Penguin have recently reissued four of his early cookbooks - 'Real Fast Food', 'Real Fast Puddings' (1993), 'The 30-Minute Cook' and 'Real Cooking' - in lovely, cream-coloured paperbacks, with simple cover illustrations from Alice Tait. 'Real Fast Food', Slater's first book, published in 1992, is a treasure trove of more than 350 quick, easy and tasty recipes and suggestions for what to eat when you've no time to cook. He states his precepts in 'Real Fast Food' - "a set of straightforward recipes for fast food with bold flavours, cooked in minutes and served without pretension" - ideas that he has stuck to, time and time again in later books, along with his use of the very best ingredients: extra virgin olive oil, fruits and berries, anchovies and "dark, bitter and absurdly expensive chocolate".

'Real Fast Puddings' is a slimmer book, a seasonal exploration of sweet dishes that concentrates on fruit, with treasures like the recipe for the best Plum Crumble or Vanilla Ice Cream with Christmas Pudding Sauce. 'The 30-Minute Cook' (1994), the first of his cookbooks with photos (from Kevin Summers), spreads its net a little wider, with recipes from India, south-east Asia, north Africa and the Middle East but, although worthwhile (there's no such thing as a unused Nigel Slater cookbook), it is not as immediate as 'Real Cooking' (1997). Pictures from Georgia Glynn Smith in 'Real Cooking' are almost lascivious in their close attention to food detail and his recipes - for Savoury Onions, Crusty Bread; Split Pea Soup with Moroccan Spiced Butter; and the classic Bottom Crust Fruit Pie -  are straightforward, unpretentious and hit the spot every time.
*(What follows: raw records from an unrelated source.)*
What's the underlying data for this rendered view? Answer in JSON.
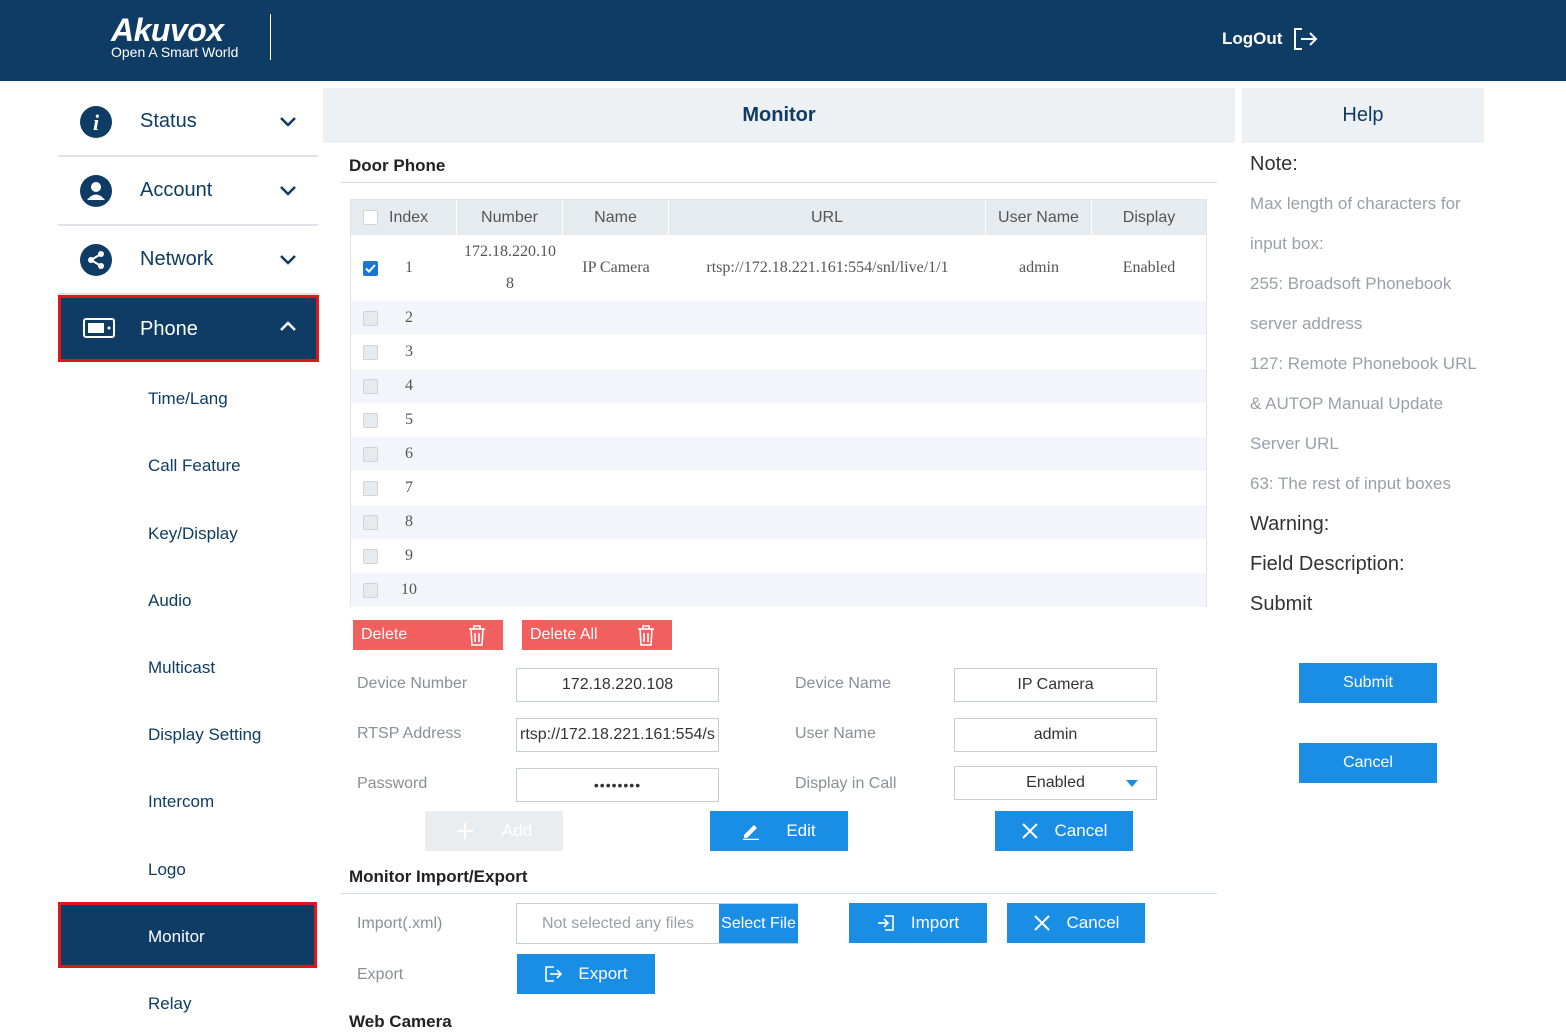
{
  "header": {
    "brand": "Akuvox",
    "tagline": "Open A Smart World",
    "logout_label": "LogOut"
  },
  "sidebar": {
    "top_items": [
      {
        "label": "Status",
        "icon": "info-icon"
      },
      {
        "label": "Account",
        "icon": "user-icon"
      },
      {
        "label": "Network",
        "icon": "network-icon"
      }
    ],
    "phone_label": "Phone",
    "sub_items": [
      "Time/Lang",
      "Call Feature",
      "Key/Display",
      "Audio",
      "Multicast",
      "Display Setting",
      "Intercom",
      "Logo",
      "Monitor",
      "Relay"
    ]
  },
  "tabs": {
    "monitor": "Monitor",
    "help": "Help"
  },
  "door_phone": {
    "title": "Door Phone",
    "columns": [
      "Index",
      "Number",
      "Name",
      "URL",
      "User Name",
      "Display"
    ],
    "rows": [
      {
        "index": "1",
        "number_line1": "172.18.220.10",
        "number_line2": "8",
        "name": "IP Camera",
        "url": "rtsp://172.18.221.161:554/snl/live/1/1",
        "user": "admin",
        "display": "Enabled",
        "checked": true
      },
      {
        "index": "2"
      },
      {
        "index": "3"
      },
      {
        "index": "4"
      },
      {
        "index": "5"
      },
      {
        "index": "6"
      },
      {
        "index": "7"
      },
      {
        "index": "8"
      },
      {
        "index": "9"
      },
      {
        "index": "10"
      }
    ],
    "delete_label": "Delete",
    "delete_all_label": "Delete All"
  },
  "form": {
    "device_number_label": "Device Number",
    "device_number_value": "172.18.220.108",
    "device_name_label": "Device Name",
    "device_name_value": "IP Camera",
    "rtsp_label": "RTSP Address",
    "rtsp_value": "rtsp://172.18.221.161:554/s",
    "user_name_label": "User Name",
    "user_name_value": "admin",
    "password_label": "Password",
    "password_value": "••••••••",
    "display_in_call_label": "Display in Call",
    "display_in_call_value": "Enabled",
    "add_label": "Add",
    "edit_label": "Edit",
    "cancel_label": "Cancel"
  },
  "import_export": {
    "title": "Monitor Import/Export",
    "import_label": "Import(.xml)",
    "file_placeholder": "Not selected any files",
    "select_file_label": "Select File",
    "import_button": "Import",
    "cancel_button": "Cancel",
    "export_label": "Export",
    "export_button": "Export"
  },
  "web_camera": {
    "title": "Web Camera"
  },
  "help": {
    "note_title": "Note:",
    "lines": [
      "Max length of characters for",
      "input box:",
      "255: Broadsoft Phonebook",
      "server address",
      "127: Remote Phonebook URL",
      "& AUTOP Manual Update",
      "Server URL",
      "63: The rest of input boxes"
    ],
    "warning_title": "Warning:",
    "field_desc_title": "Field Description:",
    "submit_title": "Submit",
    "submit_button": "Submit",
    "cancel_button": "Cancel"
  },
  "colors": {
    "primary": "#0f3c64",
    "accent": "#1a8ee5",
    "danger": "#f25f5f",
    "highlight": "#e0161d"
  }
}
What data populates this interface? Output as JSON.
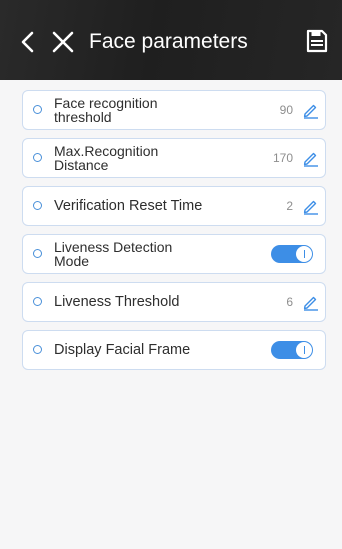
{
  "header": {
    "title": "Face parameters",
    "background_color": "#222222",
    "icons": {
      "back": "chevron-left-icon",
      "close": "close-icon",
      "save": "save-icon"
    }
  },
  "accent_color": "#3d8ee6",
  "settings": [
    {
      "label": "Face recognition\nthreshold",
      "value": "90",
      "control": "edit"
    },
    {
      "label": "Max.Recognition\nDistance",
      "value": "170",
      "control": "edit"
    },
    {
      "label": "Verification Reset Time",
      "value": "2",
      "control": "edit"
    },
    {
      "label": "Liveness Detection\nMode",
      "value": "on",
      "control": "toggle"
    },
    {
      "label": "Liveness Threshold",
      "value": "6",
      "control": "edit"
    },
    {
      "label": "Display Facial Frame",
      "value": "on",
      "control": "toggle"
    }
  ]
}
If you don't already own these books, you owe it to yourself to get them. Start with 'Real Fast Food' and learn about cooking - and greed - Nigel Slater-style.

Caroline Hennessy